“In fact, a parent does not have to consent if a person under 18 decides to continue her pregnancy. So the alternative is forced pregnancy and forced birth for minors.”
During a meeting of the House Health Quality Subcommittee in March, Rep. Grall spoke about the bill being necessary to promote traditional family dynamics and to preserve the rights of parents.
“I believe there is a large percentage of minors and parents that should be having the conversation. We don’t know if that’s happening,” said Grall.
“This puts the affirmative obligation on the physician to make sure that we’re really focusing on the family unit; on the vulnerability of the child to receive the advice and counsel of their parent who has invested much in the way of guidance throughout their life and this really seeks to put the focus back on the family in such an important decision.”
Goodhue argues that officials cannot regulate good family communication and said she worries about pregnant minors for whom seeking consent could be dangerous. She also points to a number of medical organizations who have come out in opposition to the bill.
“Medical professionals including the American Medical Association, the American Academy of Pediatrics and the American College of Obstetricians and Gynecologists all oppose this legislation because they state it doesn’t lead to less abortion, but it just makes it an unsafe situation for a young person.”

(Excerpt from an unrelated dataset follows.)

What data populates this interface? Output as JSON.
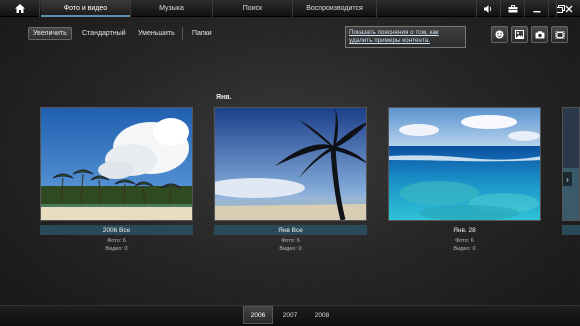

A Senate version of the bill (SB 1774) narrowly passed its first committee stop last week on a party-line vote. It still need approval from members of two more committees before reaching the Senate floor.